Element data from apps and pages
*** Begin section ***

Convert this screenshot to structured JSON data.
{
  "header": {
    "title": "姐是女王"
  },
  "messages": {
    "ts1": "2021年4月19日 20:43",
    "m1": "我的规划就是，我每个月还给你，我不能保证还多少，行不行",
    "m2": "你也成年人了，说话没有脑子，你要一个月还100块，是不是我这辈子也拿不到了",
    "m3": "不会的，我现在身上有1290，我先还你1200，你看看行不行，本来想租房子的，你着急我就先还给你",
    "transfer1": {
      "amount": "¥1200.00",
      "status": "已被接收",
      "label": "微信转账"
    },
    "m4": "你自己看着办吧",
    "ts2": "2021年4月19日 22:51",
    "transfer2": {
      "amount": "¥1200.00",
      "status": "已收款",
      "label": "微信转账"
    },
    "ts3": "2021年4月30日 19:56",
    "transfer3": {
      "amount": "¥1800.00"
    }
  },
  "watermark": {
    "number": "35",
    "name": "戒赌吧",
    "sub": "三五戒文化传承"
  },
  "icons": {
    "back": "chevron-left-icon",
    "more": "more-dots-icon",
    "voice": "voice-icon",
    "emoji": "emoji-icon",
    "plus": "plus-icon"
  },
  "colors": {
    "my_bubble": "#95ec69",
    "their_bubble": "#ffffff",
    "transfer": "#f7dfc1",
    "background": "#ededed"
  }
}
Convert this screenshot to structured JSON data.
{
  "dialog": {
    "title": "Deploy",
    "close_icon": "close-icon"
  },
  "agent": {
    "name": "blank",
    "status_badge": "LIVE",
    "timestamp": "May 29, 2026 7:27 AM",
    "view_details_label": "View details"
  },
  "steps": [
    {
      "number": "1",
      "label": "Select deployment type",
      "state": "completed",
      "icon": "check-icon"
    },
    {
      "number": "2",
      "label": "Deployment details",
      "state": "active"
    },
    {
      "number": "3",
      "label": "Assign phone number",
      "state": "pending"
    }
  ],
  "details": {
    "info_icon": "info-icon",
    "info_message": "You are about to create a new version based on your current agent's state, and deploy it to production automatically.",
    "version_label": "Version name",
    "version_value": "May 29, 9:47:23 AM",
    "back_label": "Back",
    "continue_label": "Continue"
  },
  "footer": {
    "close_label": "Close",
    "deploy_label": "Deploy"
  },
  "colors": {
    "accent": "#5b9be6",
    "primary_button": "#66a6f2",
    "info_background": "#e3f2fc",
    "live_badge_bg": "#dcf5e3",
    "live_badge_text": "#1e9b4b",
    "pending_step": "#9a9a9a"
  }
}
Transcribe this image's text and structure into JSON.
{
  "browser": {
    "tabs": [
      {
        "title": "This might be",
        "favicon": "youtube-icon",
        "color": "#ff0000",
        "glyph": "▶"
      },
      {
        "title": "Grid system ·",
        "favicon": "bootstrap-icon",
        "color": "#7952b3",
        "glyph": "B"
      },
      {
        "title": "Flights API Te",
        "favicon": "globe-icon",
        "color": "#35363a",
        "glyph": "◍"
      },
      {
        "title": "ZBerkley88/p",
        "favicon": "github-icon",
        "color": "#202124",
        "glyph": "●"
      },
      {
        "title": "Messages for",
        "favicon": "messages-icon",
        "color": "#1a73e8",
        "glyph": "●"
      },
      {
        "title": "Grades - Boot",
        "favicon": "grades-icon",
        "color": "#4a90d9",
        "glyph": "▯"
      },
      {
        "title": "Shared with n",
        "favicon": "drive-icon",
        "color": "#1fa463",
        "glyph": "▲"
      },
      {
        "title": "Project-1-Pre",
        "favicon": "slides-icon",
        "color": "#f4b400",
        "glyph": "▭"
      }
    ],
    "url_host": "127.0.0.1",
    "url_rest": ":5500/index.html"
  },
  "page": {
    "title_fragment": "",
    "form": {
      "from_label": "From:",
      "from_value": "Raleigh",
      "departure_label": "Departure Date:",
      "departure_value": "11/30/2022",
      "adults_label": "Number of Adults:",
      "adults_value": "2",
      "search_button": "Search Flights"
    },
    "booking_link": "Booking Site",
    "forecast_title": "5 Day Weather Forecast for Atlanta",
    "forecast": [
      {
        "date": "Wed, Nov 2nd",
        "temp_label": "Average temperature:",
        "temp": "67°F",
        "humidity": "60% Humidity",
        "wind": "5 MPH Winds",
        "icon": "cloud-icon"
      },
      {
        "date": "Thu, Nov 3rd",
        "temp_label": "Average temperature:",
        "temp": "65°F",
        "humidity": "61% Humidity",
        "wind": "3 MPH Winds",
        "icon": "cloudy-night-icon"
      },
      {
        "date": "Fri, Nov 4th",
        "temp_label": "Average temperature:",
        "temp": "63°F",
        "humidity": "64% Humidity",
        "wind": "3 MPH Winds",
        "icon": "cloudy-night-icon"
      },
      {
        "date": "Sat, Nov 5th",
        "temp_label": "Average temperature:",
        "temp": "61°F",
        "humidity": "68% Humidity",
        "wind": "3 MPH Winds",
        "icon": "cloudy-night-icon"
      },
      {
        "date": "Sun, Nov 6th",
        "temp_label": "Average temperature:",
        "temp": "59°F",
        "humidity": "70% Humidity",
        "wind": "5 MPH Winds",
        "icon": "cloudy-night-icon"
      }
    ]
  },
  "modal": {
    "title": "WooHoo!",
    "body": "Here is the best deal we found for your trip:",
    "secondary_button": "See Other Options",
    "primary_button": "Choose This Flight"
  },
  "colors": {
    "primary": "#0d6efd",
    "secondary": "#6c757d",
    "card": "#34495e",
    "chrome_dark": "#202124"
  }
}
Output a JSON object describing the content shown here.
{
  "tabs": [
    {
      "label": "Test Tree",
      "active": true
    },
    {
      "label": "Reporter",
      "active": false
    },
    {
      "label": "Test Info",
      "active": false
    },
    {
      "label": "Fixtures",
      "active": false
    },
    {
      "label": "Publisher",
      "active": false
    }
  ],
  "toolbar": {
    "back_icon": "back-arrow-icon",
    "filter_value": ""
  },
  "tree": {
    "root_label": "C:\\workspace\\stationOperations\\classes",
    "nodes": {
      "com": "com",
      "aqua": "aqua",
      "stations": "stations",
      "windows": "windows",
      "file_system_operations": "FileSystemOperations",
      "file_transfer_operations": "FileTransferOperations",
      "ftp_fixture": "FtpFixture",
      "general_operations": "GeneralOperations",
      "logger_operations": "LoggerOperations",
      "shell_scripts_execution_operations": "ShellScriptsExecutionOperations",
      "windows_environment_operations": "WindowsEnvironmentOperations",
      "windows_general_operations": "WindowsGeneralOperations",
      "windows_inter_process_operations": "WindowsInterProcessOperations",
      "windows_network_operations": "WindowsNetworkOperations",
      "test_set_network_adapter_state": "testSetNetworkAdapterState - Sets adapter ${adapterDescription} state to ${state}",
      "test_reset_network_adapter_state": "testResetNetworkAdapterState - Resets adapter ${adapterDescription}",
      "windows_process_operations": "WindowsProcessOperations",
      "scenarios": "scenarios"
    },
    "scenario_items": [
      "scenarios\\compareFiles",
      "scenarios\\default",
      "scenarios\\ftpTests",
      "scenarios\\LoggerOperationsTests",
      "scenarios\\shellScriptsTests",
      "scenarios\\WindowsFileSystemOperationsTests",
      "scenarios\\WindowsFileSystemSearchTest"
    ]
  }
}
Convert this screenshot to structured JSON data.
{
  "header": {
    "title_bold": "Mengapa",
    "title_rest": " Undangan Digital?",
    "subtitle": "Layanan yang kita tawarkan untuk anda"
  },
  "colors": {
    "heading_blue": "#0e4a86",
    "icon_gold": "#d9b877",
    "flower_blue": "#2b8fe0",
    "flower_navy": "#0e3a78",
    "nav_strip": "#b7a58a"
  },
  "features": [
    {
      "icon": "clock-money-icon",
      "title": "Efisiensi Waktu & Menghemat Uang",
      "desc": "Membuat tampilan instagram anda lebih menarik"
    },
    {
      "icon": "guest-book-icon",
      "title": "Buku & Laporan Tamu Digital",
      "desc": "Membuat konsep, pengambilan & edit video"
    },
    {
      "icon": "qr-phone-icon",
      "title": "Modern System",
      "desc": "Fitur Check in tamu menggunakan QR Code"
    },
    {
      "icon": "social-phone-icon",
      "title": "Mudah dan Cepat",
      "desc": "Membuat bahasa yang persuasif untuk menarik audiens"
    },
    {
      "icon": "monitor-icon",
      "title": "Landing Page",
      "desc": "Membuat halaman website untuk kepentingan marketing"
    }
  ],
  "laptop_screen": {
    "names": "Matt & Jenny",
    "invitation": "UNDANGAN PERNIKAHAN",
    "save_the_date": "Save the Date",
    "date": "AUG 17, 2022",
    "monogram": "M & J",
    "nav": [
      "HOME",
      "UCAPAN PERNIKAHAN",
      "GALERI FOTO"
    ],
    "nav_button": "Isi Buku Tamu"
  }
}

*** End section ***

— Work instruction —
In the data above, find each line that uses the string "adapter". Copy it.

— Written answer —
      "test_set_network_adapter_state": "testSetNetworkAdapterState - Sets adapter ${adapterDescription} state to ${state}",
      "test_reset_network_adapter_state": "testResetNetworkAdapterState - Resets adapter ${adapterDescription}",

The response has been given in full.